Earlier this week, “Before The Plate” visited a commercial beekeeping operations for a segment on our pollinating friends that will be part of the finished documentary (2018). The day was action-packed and one of the most interesting and information-intensive days this project has seen thus far. The crew had been anticipating this day from the project’s beginning, for many reasons, but mainly so as to get a first-hand glimpse at something that has had its fair share of attention in the media over the last few years. We knew this would be a rare opportunity to speak to a real beekeeper about the bee population issues and how that relates to agriculture.

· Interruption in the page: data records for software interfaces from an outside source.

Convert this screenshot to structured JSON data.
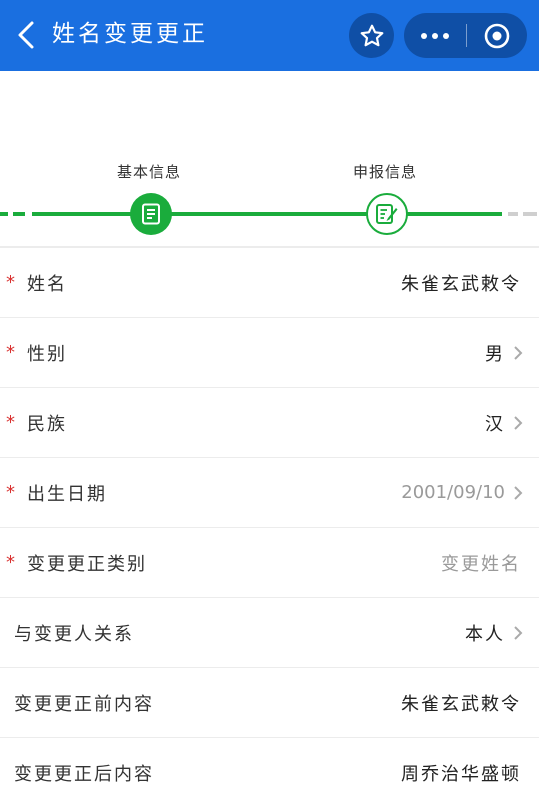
{
  "header": {
    "title": "姓名变更更正",
    "back_icon": "chevron-left-icon",
    "favorite_icon": "star-icon",
    "more_icon": "more-dots-icon",
    "close_icon": "target-close-icon",
    "bg_color": "#1a6fe0"
  },
  "steps": [
    {
      "label": "基本信息",
      "icon": "document-icon",
      "state": "done"
    },
    {
      "label": "申报信息",
      "icon": "edit-form-icon",
      "state": "current"
    }
  ],
  "colors": {
    "accent": "#1aac3c",
    "required": "#d9302f"
  },
  "form": {
    "rows": [
      {
        "label": "姓名",
        "required": true,
        "value": "朱雀玄武敕令",
        "arrow": false,
        "muted": false
      },
      {
        "label": "性别",
        "required": true,
        "value": "男",
        "arrow": true,
        "muted": false
      },
      {
        "label": "民族",
        "required": true,
        "value": "汉",
        "arrow": true,
        "muted": false
      },
      {
        "label": "出生日期",
        "required": true,
        "value": "2001/09/10",
        "arrow": true,
        "muted": true
      },
      {
        "label": "变更更正类别",
        "required": true,
        "value": "变更姓名",
        "arrow": false,
        "muted": true
      },
      {
        "label": "与变更人关系",
        "required": false,
        "value": "本人",
        "arrow": true,
        "muted": false
      },
      {
        "label": "变更更正前内容",
        "required": false,
        "value": "朱雀玄武敕令",
        "arrow": false,
        "muted": false
      },
      {
        "label": "变更更正后内容",
        "required": false,
        "value": "周乔治华盛顿",
        "arrow": false,
        "muted": false
      }
    ],
    "required_mark": "*"
  }
}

As with most things I am learning in agriculture, there is a lot more to the story than what meets the eye, and as a city-dweller I am usually only getting the very first layer of information on the subject. I found this to be especially true when it comes to bees and their wellbeing. Throughout the day I was challenged with the complex habits of these little creatures — so much so that it truly felt like it was almost too much for me to comprehend. After seeing so much, I was more eager than usual to sit down with the beekeeper and pick his brain on the issues at hand and how we should deal with them as responsible members of the agricultural community.

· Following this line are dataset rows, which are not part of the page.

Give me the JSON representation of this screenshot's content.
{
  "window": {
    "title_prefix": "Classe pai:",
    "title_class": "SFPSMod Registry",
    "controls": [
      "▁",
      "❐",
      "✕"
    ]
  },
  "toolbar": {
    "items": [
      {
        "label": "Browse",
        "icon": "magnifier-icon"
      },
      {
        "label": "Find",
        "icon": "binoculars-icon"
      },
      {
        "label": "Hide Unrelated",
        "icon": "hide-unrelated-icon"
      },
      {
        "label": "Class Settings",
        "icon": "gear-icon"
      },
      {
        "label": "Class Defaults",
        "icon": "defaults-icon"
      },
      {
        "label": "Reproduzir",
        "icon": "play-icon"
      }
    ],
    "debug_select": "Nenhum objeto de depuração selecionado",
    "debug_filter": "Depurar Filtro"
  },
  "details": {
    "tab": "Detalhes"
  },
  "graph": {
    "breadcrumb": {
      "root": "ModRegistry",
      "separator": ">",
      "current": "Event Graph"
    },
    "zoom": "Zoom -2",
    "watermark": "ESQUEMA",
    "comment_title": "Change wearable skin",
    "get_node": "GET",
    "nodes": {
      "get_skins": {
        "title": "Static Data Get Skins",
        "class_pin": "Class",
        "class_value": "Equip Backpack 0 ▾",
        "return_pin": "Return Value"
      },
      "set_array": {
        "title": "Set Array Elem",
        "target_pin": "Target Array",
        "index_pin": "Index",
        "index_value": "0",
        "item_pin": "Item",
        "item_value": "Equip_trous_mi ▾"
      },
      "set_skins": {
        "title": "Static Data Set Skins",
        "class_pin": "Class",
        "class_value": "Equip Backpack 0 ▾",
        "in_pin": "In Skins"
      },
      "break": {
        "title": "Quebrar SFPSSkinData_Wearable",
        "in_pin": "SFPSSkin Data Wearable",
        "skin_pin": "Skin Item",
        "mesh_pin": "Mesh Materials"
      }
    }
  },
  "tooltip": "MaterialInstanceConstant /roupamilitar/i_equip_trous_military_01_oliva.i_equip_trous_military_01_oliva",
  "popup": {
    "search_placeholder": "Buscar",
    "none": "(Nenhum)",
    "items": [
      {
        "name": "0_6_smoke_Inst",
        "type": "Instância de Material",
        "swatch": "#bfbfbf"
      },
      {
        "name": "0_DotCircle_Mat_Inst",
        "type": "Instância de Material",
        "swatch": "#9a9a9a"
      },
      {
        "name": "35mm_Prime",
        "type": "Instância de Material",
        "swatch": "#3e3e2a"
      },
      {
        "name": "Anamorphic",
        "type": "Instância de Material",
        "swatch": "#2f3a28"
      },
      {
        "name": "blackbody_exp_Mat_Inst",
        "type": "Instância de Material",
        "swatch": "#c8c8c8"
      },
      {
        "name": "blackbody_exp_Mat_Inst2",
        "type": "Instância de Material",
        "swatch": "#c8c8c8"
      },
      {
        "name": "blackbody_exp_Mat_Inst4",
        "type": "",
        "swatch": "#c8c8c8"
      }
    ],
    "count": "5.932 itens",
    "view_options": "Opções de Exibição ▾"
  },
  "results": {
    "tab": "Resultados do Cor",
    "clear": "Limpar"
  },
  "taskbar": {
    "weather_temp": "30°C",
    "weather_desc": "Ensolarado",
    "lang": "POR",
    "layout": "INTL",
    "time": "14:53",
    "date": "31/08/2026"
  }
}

We dove into many issues relating to bee health, from weather and habitat right down to the more political issues of crop protection products. Our beekeeper pointed out that the media only seems to be cherry picking what issues they want to talk about and that pesticides seems to be their favorite. We asked him if having conversations like this was helpful for progression in the ag industry and what his thoughts were about most of the “save the bees” campaigns? He said, “As a commercial beekeeper I am more supportive of keeping the bees healthy than most, but that train stops when saving the bees becomes a method to attack modern agriculture. I don’t think going back to 19th century farming is a good idea for anyone, especially for the health of the planet and the environment. Many groups have gotten behind the honeybee to push their agenda and their message of anti-modern farming.”

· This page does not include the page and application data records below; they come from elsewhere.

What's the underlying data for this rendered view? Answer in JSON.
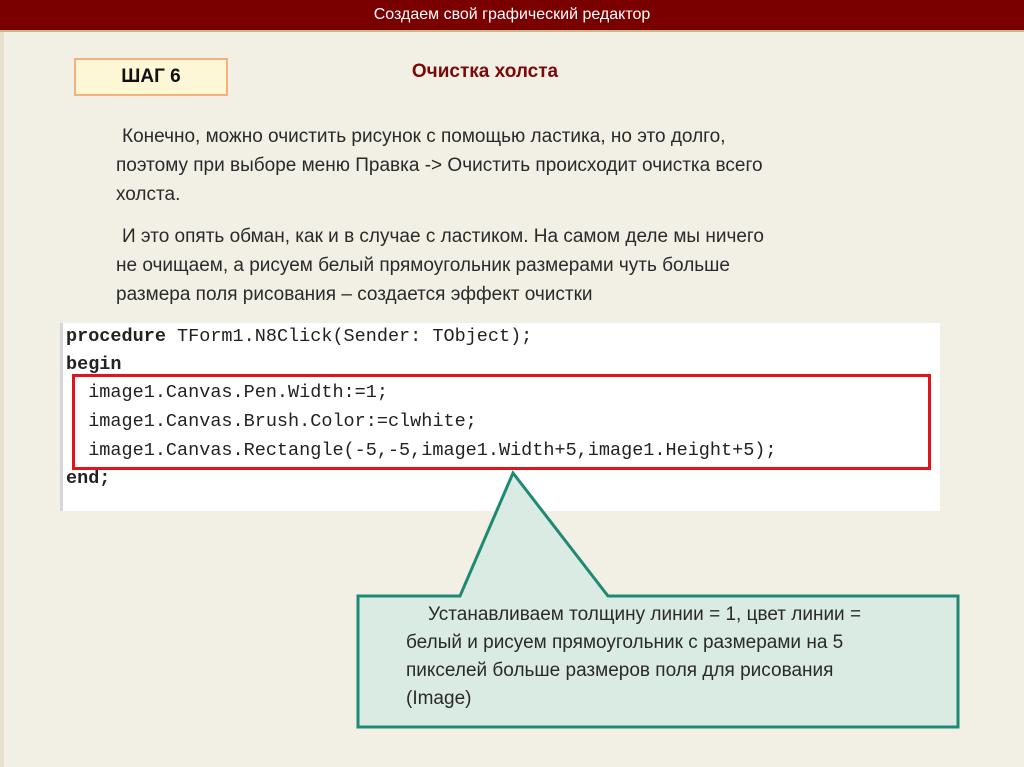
{
  "header": {
    "title": "Создаем свой графический редактор"
  },
  "step": {
    "label": "ШАГ 6"
  },
  "slide": {
    "title": "Очистка холста"
  },
  "paragraphs": [
    {
      "lines": [
        "Конечно, можно очистить рисунок с помощью ластика, но это долго,",
        "поэтому при выборе меню Правка -> Очистить происходит очистка всего",
        "холста."
      ]
    },
    {
      "lines": [
        "И это опять обман, как и в случае с ластиком. На самом деле мы ничего",
        "не очищаем, а рисуем белый прямоугольник размерами чуть больше",
        "размера поля рисования – создается эффект очистки"
      ]
    }
  ],
  "code": {
    "lines": [
      {
        "kw": "procedure",
        "text": " TForm1.N8Click(Sender: TObject);"
      },
      {
        "kw": "begin",
        "text": ""
      },
      {
        "kw": "",
        "text": "  image1.Canvas.Pen.Width:=1;"
      },
      {
        "kw": "",
        "text": "  image1.Canvas.Brush.Color:=clwhite;"
      },
      {
        "kw": "",
        "text": "  image1.Canvas.Rectangle(-5,-5,image1.Width+5,image1.Height+5);"
      },
      {
        "kw": "end;",
        "text": ""
      }
    ]
  },
  "callout": {
    "lines": [
      "Устанавливаем толщину линии = 1, цвет линии =",
      "белый и рисуем прямоугольник с размерами на 5",
      "пикселей больше размеров поля для рисования",
      "(Image)"
    ]
  },
  "colors": {
    "header_bg": "#7a0000",
    "title_color": "#7a0a0a",
    "highlight_border": "#e0141a",
    "callout_fill": "#d9ebe3",
    "callout_border": "#1e8a73"
  }
}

He also mentioned that “if the question boils down to: ‘Will stopping the use of all pesticides make it easier to keep my bees?’ The answer is yes, but that is not a sustainable option to feed 9 billion people by the year 2050. New technology in how pesticides are applied limits bee exposure and allows for less complications when it comes to bee health. I am looking forward to seeing more new technology that will help us reduce the use of pesticides, from genetic modification to other new innovative ideas to help feed a growing population. I am part of the agricultural community, and farmers play a key role in the success of my bee operation and health of my bees. A rising tide lifts all boats, and responsible use of related agricultural technologies is key to the success of my honey operation as well as the success of all other farmers.”